College Costs and Student Loan Predatory Lending
College costs have increased 180% since 1980 according to Forbes. This is due to a combination, Forbes says, of the increased cost of the support services provided by colleges, changes in local and state funding, and services costs increases in the overall economy.
On a more local level (and a more personal level), this author paid $32.50 per credit hour at Michigan State University in the early 1980s. Currently, MSU charges more than $500 per credit hour. That amounts to a 1505.38% increases!
This is a surface-level explanation. Beyond these “rising costs” excuses, a major underlying issue is the corrupting relationship between universities, their financial aid departments, and the deregulated proliferation of predatory student loan lending.
That is, there has developed a symbiosis between these parties. The government deregulates (at the behest of lobbyists) the student loan lending industry. It removes student loans from among those debts dischargeable in bankruptcy (in the 2005 BAPCPA Bankruptcy Code Reform Act). Student loan lenders shovel money at students for not only college but trade school, unaccredited certification programs, and anything else that can loosely be classified as “education.”
Colleges, meanwhile, increase all costs, raise the salaries of administrators, pay football coaches exorbitant salaries, reduce the salaries of actual professors to near or beneath minimum wage, and hand incoming, wide-eyed freshman financial aid “package” agreements in 3-point font that very carefully avoid mentioning that students are receiving non-dischargeable loans and not “financial aid” at all.
This is overstating things a bit. But only a bit. Costs of university-level education have, yes, skyrocketed. And so has the indebtedness of graduating students.
Pull yourself up by your bootstraps? Hard to do when Navient owns your boots.
Housing and Rental Costs
The median rental cost of an unfurnished apartment rose from $308 to $1,800 (nationally) from 1980 to 2021.

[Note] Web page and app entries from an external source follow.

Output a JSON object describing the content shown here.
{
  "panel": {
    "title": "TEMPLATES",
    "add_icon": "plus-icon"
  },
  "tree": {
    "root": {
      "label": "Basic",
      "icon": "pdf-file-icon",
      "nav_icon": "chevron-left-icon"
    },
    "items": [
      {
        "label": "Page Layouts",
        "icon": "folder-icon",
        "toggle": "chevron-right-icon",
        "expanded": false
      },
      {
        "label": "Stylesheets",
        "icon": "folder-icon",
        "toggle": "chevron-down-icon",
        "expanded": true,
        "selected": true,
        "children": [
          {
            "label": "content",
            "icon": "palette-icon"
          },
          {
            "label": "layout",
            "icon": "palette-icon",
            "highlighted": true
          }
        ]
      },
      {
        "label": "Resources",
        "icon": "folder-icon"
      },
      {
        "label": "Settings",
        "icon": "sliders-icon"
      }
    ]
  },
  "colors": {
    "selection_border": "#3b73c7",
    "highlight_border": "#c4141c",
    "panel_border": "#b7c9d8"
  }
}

Meanwhile, the median cost for a home in the U.S. is now $199,200. In 1940, it was $2,938.00. 1940 is a distant start-point, it’s true, but, in 1980, that median number was $47,200. In 2000, it was $119,600.
This drastic escalation in the cost of merely sheltering oneself likewise erodes any logical foundation for the Grand American “DIY” Tradition.
The average price of a new car is now $25,449. How much was that house back in 1980 again?
In 1990, at least, the average price of a car was $15,473. That’s a $10,000 average price increase. So buy a used car, you say?
Used car prices jumped 88% during the COVID-19 pandemic. They’ve settled somewhat, but they’re no walk in the park, either.
You already know about gas prices, food price increases, and all of the other increases in basic expenses that have peppered the headlines over the past few years. Combine those with the need to get from place to place just for a temp job or to earn peanuts as an adjunct college professor, and the result is a very rough road ahead for young people today.
What Older Parents Need to Know About Debt: The Bottom Line
Does all of this mean that your kids have to live with you forever? Or that you can’t encourage them to get off of the couch, put down the Nintendo, and get a darn job?
We won’t go that far, but the underlying point of this Article is to zero in on the challenges facing young people. Pushing them out of the door into alleged self-reliance because you did it on your own in, say, 1976, will only increase the odds that they will need the advice of a Michigan bankruptcy attorney sooner and not later.
Low wages, unsteady employment prospects, higher education purposed to turn graduates into indentured servants, and a government increasingly over-interested in ensuring that the financial industry makes the rules we all have to live by means that struggling young adults will take on—debt.
Attorney Walter Metzen is a Board Certified Bankruptcy Expert who has assisted thousands of Metro Detroit Chapter 7 and Chapter 13 bankruptcy clients for over 30 years.
If you or your young adult is struggling with student loan, credit card, or any other form of debt, contact us now to schedule your free initial consultation.